Recovery is a gradual process. Typically, it takes at least 4 – 6 months for a patient to return to their pre-injury level of activity. In some cases, it may take as long as 9 – 12 months to make a full recovery. In either case, it is important that you maintain realistic expectations about your progress. The following is a general recovery timeline for total shoulder replacement surgery. For a more specific timeline, see Dr. Rolf’s list of physical therapy protocols.
Phase I: Immediate Post-Surgical Phase (Weeks 1 – 4)
Precaution: Prevent the arm from moving with use of a sling
Your arm will continuously be in a sling for approximately the first four weeks following surgery. Always use the sling when you are walking or standing. If you are sitting or lying down, you can use a pillow to support your arm. You will gradually use your sling less as you near the end of the phase.
Precaution: No lifting or weight-bearing on the operated arm

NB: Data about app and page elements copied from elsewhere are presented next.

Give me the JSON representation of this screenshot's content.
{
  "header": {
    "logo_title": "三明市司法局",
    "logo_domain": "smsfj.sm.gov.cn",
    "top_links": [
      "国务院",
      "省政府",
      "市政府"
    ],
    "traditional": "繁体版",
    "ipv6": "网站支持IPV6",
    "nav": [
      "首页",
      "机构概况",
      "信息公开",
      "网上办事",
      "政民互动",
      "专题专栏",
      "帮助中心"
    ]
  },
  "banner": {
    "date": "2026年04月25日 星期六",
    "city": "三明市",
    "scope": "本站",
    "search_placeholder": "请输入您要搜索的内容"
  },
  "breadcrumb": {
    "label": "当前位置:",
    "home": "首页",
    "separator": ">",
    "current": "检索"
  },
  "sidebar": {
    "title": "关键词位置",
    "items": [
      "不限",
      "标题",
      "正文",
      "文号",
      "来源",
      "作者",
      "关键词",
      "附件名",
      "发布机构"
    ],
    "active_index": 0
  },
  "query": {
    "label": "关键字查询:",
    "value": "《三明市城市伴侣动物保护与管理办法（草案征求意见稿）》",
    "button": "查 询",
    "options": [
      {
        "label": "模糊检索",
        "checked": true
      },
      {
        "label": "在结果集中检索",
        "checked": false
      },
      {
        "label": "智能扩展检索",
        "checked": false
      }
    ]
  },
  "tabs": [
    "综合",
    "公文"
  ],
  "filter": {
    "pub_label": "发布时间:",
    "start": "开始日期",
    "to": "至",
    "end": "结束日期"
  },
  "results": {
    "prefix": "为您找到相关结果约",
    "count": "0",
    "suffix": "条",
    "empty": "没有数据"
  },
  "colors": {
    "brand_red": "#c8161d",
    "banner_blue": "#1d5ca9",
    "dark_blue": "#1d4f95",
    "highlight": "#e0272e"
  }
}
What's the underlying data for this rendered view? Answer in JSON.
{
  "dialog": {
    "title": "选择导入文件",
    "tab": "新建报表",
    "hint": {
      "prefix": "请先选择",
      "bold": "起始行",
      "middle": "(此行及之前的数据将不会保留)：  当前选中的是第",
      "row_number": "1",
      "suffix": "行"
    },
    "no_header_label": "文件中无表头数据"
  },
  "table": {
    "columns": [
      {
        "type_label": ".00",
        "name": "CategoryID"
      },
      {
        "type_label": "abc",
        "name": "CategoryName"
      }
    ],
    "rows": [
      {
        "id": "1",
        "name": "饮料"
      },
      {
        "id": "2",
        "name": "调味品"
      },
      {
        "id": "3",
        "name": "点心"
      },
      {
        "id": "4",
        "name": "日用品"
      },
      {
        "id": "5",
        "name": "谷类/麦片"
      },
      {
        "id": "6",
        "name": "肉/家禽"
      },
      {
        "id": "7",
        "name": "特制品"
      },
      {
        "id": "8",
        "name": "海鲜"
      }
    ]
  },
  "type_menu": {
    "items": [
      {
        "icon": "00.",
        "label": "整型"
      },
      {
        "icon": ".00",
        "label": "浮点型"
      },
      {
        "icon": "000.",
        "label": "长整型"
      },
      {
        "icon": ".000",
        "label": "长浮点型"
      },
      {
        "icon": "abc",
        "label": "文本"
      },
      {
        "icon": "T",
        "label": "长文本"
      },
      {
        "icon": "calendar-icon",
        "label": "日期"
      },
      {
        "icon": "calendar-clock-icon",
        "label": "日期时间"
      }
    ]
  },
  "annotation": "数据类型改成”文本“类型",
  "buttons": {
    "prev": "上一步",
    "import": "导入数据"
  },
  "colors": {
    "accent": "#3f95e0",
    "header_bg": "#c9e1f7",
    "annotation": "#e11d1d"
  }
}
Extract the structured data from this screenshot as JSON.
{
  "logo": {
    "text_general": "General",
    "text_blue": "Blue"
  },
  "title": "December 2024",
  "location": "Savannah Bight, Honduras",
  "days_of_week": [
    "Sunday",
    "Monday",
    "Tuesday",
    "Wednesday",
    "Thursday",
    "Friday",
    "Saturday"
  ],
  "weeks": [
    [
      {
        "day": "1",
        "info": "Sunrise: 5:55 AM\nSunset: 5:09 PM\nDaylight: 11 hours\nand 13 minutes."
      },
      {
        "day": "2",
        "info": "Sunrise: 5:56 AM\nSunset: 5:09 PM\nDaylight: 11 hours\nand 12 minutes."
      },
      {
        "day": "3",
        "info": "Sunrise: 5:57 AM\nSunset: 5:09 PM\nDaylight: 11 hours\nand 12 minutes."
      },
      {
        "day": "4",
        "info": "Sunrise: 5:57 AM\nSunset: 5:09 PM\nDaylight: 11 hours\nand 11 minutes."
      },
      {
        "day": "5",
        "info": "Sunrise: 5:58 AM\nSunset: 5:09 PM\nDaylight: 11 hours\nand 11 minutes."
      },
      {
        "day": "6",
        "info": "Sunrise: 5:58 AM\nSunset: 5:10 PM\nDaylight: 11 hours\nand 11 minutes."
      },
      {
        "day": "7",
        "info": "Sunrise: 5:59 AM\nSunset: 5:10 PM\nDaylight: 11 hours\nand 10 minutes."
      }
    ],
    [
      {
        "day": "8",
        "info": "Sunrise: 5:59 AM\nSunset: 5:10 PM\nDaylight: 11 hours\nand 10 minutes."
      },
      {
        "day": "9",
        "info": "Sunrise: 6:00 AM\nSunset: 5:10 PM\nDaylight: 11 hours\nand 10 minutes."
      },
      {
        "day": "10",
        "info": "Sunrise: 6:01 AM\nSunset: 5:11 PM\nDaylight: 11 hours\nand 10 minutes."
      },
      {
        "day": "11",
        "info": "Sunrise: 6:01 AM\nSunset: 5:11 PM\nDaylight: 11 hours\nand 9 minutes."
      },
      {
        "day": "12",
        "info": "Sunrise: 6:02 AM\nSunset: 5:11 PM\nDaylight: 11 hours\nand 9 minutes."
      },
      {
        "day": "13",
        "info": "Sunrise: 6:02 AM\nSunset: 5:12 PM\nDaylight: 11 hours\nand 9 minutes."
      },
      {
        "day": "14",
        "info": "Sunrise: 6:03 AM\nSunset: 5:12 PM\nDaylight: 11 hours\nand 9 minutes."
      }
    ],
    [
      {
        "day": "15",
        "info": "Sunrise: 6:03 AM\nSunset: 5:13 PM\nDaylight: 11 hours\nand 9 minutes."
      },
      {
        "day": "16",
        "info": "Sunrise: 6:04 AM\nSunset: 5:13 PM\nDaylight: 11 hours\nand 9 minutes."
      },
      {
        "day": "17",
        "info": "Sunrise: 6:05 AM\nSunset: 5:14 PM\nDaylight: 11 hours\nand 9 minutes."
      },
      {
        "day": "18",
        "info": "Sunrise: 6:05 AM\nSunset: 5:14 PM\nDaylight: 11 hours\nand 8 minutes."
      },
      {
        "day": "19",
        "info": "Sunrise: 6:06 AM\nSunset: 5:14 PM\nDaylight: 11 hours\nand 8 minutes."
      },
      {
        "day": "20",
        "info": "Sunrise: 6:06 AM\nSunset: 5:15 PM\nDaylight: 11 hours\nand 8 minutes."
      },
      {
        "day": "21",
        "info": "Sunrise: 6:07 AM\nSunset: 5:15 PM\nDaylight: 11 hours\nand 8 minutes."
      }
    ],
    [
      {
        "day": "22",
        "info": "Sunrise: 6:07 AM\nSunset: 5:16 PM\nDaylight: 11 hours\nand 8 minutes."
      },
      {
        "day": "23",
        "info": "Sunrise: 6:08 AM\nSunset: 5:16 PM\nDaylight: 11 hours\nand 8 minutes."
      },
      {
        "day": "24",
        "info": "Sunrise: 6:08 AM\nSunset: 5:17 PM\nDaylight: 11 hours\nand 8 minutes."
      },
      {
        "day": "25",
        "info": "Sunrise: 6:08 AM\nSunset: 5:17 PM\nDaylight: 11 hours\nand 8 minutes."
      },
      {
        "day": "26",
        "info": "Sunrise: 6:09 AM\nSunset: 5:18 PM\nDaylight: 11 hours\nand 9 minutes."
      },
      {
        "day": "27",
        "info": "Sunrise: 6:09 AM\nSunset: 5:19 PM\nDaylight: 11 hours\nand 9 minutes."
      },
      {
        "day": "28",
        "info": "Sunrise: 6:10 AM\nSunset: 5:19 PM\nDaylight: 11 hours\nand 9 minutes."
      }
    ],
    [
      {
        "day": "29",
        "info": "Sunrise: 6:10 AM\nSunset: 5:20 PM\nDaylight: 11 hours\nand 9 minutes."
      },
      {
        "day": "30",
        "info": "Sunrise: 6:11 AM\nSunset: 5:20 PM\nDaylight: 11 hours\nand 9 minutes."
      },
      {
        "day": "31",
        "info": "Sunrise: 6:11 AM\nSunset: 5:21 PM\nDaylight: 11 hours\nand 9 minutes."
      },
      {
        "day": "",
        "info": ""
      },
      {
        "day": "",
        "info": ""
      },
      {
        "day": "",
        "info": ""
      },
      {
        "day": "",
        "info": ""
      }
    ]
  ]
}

During this phase, you will have no active range of motion (AROM) in your shoulder. In other words, you will not be able to move your shoulder on your own. At this time, a physical therapist will also begin working with you to restore passive range of motion (PROM) in your shoulder. PROM refers to your ability to move your shoulder with assistance.
Phase II: Early Strengthening Phase (Weeks 4 – 6)
Precaution: No heavy lifting or weight-bearing on the operated arm
Precaution: No sudden jerking movements in the operated arm
Your physical therapist will also begin exercises with you to gradually restore AROM in your shoulder. Typically, patients can lift objects no heavier than a coffee cup by this point.
Phase III: Moderate Strengthening Phase (Post-6 Weeks)
Precaution: No heavy lifting in excess of 5 lbs. with the operated arm
Precaution: No sudden jerking movements in the operated arm
Your physical therapist will continue to work with you to focus on gradually increasing shoulder strength, endurance, and functional mobility.
Phase IV: Advanced Strengthening Phase (Post-12 Weeks)
Precaution: Ensure gradual progression of shoulder strength
You should continue to exercise 3 – 5 times a week. At Beacon Orthopaedics, a physical therapist can create a customized routine of sport-specific training exercises for you. This will include ways to preserve your new joint for specific sports such as baseball or golf.
Talk to an Orthopaedic Specialist
Of course, recovery from a shoulder replacement does not happen in a vacuum—nor should it. While this article provides a broad overview of the many factors that influence your recovery, perhaps the two most important factors are your individual health and your choice of orthopaedic surgeon. Only a discussion with a qualified orthopaedist can answer those questions.
Dr. Robert Rolf is a board-certified orthopaedic surgeon at Beacon Orthopaedics and Sports Medicine who provides extensive expertise in total shoulder replacements. Dr. Rolf can provide a comprehensive examination of your health and discuss what you can expect during recovery. For your convenience, Dr. Rolf meets with patients at Beacon’s Batesville, Lawrenceburg, or Northern Kentucky locations as well as Beacon West in Harrison, Ohio. Schedule an appointment online to meet with Dr. Rolf.